Winnipeg Jets\' goaltender Ondrej Pavelec (31) eyes the puck in Winnipeg, February 27, 2012. There\'s a simple reason why Pavelec wanted to be a goalie.\\"I was on the ice all the time,\\" the Winnipeg Jets netminder said with a smile after Saturday\'s practice.THE CANADIAN PRESS/Trevor Hagan
WINNIPEG - There's a simple reason why Ondrej Pavelec wanted to be a goalie.
"I was on the ice all the time," the Winnipeg Jets netminder said with a smile after Saturday’s practice. "In a game, that's what I like, to be part of it all the time."
Pavelec has logged plenty of ice time this NHL season with his 3,120 minutes seventh among goalies after Friday's games.
Along the way, the five-year veteran has played in 54 games and has a career-best 24 wins (24-21-7). With 16 games remaining on the Jets' schedule, he should eclipse the career-high 58 games he played for the Atlanta Thrashers last season.

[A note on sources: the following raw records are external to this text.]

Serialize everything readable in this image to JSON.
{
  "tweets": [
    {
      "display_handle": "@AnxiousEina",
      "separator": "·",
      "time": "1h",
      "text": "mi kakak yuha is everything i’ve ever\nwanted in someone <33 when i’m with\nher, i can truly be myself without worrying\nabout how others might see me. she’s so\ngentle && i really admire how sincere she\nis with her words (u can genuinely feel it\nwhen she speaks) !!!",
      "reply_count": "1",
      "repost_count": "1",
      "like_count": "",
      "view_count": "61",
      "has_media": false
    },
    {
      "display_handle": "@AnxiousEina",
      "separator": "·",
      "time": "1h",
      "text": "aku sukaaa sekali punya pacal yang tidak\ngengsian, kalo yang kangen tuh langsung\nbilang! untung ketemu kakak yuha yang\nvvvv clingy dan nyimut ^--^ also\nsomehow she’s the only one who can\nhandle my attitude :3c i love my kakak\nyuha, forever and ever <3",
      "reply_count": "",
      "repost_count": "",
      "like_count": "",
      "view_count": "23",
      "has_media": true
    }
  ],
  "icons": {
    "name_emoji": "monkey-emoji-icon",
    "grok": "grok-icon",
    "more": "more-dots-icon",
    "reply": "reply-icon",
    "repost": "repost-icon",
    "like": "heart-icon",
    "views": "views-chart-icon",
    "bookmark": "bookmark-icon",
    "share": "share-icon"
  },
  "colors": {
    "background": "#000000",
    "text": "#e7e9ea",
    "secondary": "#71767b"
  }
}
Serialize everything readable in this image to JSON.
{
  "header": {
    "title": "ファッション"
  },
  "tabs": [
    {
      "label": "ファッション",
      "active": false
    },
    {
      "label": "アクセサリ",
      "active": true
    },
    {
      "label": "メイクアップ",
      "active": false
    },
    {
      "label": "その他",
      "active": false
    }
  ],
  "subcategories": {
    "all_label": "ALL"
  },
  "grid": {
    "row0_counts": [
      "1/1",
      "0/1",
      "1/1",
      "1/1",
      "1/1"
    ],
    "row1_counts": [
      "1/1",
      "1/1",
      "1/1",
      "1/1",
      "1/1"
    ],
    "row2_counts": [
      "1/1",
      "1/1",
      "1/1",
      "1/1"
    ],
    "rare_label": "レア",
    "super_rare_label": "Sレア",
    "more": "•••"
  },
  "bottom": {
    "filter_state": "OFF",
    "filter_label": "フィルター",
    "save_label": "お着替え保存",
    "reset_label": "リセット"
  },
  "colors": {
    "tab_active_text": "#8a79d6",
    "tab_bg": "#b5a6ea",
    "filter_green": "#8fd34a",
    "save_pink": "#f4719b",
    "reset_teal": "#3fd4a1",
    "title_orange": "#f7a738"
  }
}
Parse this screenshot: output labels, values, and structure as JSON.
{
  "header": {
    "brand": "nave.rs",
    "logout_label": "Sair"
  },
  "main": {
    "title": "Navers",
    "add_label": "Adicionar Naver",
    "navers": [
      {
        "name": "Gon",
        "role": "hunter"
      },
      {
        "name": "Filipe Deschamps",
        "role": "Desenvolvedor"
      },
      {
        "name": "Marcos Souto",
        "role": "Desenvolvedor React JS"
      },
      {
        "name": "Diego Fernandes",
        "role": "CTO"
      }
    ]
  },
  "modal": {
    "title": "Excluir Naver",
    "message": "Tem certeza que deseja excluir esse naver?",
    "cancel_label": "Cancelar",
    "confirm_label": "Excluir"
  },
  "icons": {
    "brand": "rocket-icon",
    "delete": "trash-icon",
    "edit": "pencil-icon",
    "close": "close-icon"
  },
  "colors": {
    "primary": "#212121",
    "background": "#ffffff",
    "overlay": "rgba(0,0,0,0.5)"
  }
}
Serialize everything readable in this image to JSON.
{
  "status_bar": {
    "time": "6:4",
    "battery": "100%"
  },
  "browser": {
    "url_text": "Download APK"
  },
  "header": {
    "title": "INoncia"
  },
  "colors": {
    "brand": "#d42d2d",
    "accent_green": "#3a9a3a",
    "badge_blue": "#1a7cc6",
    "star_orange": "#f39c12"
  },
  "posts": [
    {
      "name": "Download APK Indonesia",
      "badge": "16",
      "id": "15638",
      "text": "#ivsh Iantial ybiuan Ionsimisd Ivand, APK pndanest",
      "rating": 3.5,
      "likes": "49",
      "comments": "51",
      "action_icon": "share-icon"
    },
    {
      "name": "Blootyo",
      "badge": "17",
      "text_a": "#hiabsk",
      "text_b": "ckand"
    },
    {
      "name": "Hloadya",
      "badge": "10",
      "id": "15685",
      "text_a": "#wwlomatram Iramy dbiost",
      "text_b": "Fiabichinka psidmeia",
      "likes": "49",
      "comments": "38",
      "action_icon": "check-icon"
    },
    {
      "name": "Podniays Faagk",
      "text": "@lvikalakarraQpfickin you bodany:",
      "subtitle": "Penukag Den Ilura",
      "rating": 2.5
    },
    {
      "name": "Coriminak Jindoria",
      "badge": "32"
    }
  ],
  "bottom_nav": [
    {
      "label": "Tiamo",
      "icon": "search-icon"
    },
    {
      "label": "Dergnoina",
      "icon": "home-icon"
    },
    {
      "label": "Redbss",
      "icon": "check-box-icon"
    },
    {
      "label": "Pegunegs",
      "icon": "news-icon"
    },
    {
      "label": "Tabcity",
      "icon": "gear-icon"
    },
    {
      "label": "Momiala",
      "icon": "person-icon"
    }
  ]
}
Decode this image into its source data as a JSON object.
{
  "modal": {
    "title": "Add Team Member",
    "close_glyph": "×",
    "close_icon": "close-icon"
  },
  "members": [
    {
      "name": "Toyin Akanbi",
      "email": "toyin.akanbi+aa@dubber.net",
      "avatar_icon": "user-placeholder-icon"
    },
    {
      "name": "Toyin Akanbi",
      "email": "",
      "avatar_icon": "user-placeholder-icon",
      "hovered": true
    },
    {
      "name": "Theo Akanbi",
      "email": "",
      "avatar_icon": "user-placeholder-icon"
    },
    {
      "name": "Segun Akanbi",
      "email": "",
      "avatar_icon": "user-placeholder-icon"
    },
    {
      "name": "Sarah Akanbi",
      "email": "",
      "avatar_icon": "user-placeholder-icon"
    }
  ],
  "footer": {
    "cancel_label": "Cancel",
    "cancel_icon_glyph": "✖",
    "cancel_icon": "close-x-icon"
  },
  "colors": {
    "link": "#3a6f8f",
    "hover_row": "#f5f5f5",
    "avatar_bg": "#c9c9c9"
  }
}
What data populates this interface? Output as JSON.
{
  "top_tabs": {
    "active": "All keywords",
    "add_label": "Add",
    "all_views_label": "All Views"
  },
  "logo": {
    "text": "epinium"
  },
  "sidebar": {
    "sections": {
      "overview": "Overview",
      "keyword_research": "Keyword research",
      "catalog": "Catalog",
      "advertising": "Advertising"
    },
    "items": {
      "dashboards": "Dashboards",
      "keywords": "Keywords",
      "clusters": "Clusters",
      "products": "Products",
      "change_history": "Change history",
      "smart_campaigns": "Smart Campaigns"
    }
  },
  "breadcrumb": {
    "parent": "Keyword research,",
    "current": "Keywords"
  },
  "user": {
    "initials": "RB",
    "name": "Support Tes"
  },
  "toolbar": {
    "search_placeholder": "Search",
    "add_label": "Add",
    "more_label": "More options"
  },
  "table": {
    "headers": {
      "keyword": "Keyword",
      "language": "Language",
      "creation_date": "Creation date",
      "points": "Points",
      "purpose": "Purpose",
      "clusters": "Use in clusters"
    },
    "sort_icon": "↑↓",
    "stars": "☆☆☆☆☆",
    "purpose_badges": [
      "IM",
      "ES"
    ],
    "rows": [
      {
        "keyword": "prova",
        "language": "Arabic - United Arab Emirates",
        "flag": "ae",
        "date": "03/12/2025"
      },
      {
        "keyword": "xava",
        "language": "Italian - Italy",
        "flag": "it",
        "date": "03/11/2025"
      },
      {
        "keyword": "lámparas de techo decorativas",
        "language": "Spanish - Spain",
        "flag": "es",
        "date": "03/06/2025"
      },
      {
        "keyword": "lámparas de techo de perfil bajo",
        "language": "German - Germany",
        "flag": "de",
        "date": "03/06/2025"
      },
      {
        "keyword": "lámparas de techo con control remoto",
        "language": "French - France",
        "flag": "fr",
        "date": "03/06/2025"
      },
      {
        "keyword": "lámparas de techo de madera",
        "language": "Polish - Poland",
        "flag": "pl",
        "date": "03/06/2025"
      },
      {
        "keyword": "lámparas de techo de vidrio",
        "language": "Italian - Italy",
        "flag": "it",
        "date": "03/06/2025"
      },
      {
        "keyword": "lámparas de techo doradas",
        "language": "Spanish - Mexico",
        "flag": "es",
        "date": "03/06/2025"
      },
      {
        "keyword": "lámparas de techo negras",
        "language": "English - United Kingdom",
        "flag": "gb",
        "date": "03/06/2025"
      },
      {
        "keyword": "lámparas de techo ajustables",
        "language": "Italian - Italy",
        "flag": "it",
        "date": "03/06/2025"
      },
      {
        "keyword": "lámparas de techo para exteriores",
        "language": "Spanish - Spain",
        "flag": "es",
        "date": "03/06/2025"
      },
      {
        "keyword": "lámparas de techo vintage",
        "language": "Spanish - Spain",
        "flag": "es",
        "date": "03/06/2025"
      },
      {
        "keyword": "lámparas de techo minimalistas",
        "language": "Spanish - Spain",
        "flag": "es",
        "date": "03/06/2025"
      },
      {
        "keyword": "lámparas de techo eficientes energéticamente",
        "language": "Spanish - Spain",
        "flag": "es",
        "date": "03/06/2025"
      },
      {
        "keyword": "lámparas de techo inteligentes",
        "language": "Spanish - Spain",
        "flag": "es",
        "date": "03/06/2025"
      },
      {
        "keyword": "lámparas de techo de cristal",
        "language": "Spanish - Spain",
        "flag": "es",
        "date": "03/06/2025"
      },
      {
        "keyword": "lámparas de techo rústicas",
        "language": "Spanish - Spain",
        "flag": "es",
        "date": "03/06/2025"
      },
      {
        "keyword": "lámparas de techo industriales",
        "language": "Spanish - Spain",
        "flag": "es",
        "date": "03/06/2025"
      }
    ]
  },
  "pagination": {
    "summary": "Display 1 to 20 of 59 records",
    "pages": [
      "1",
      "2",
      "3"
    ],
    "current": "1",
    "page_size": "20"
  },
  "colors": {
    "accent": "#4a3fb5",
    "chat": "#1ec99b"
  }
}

That's a lot of hockey for the 24-year-old, who first stepped on the rink in his hometown of Kladno in the Czech Republic when he was about five or six years old.
"I went to the rink a couple times and I tried to learn to skate and I pushed the chairs (down the ice)," Pavelec recalled. "Once they didn't have a goalie and they brought the hockey gear into the dressing room and asked everybody who wants to try it. I thought, 'Why not?' I was trying it and I stayed with it."
His father, Vaclav, who owns a home construction and renovation company in the city of about 70,000 near Prague, soon became his coach.
"He didn't take it easy on me, for sure," said Pavelec, who has a 2.77 goals-against average and .911 save percentage.
He credits his father and mother Marcela, a nurse, with helping him achieve his hockey goals by driving him to practices, games and school.
"You need the support from your parents because it takes a lot of time, takes a lot of money, as well," Pavelec said. "It's not easy. I knew a lot of guys and they were good hockey players, but they didn't have that luck. The parents were too busy and they didn't have the time for them."
In 2005, he left home to play two seasons in the Quebec Major Junior Hockey League with the Cape Breton Screaming Eagles.
"I think it was more harder for my parents than me," he said. "But it was my choice and I was excited."
With only a smattering of English he'd picked up at school, the first year was tough, although he had a Slovakian teammate on whom he relied for translation.
Drafted in the second round (41st overall) by the Thrashers in the 2005, Pavelec has steadily improved his English and his game.
He won a Calder Cup championship with the AHL Chicago Wolves in 2007-08 and started getting regular duty with Atlanta in 2009-10.
But it was a moment away from the action that thrust Pavelec into the spotlight.
Just two minutes into a game against Washington on Oct. 8, 2010, Pavelec was standing near his crease as the play was at the other end of the ice when he suddenly collapsed backwards.
Unconscious, he was taken off the ice on a stretcher and sent to hospital by ambulance.
He was awake when they arrived and doctors never did find out the cause of the fainting spell. He watched a replay in the hospital to see what happened.
"I just remember the national anthem and then I woke up in the ambulance," he said. "It's something I don't want to see anymore."
His health has been fine ever since and he's enjoying both work and play in the Manitoba capital.
It was a mutual interest in soccer that led Pavelec to become friends with Jets forward Alexander Burmistrov.
"We're always talking about soccer," Burmistrov said. "He's a really nice guy, just friendly and nice to everyone."
"Nice" is a common word used to describe Pavelec.
Jets backup goalie Chris Mason has seen a lot of goalies during his 10-year career and said Pavelec's strength is his personality on and off the ice.
"We all love him in here," Mason said. "For him to have learned that kind of calmness and coolness at such a young age, especially at this level, I think it's wonderful.
"He's just ahead of his years, in my opinion, with his mental side of the game now."
Mason also sees Pavelec's maturity when they go out to dinner and fans come up to them.
"He talks to everybody," Mason said. "He's just a pure nice guy.
"I've played with guys and they maybe get a little big-headed because they're a hockey player. But he has none of that. He's just a normal guy and he comes across like that to everybody."
Jets coach Claude Noel didn't know much about Pavelec when he took over the club this season, but he's grown to like him a lot.
"He has great demeanour," Noel said. "He has a lot of poise, a lot of confidence. He's not overly hard on himself, very balanced, and it shows in his game."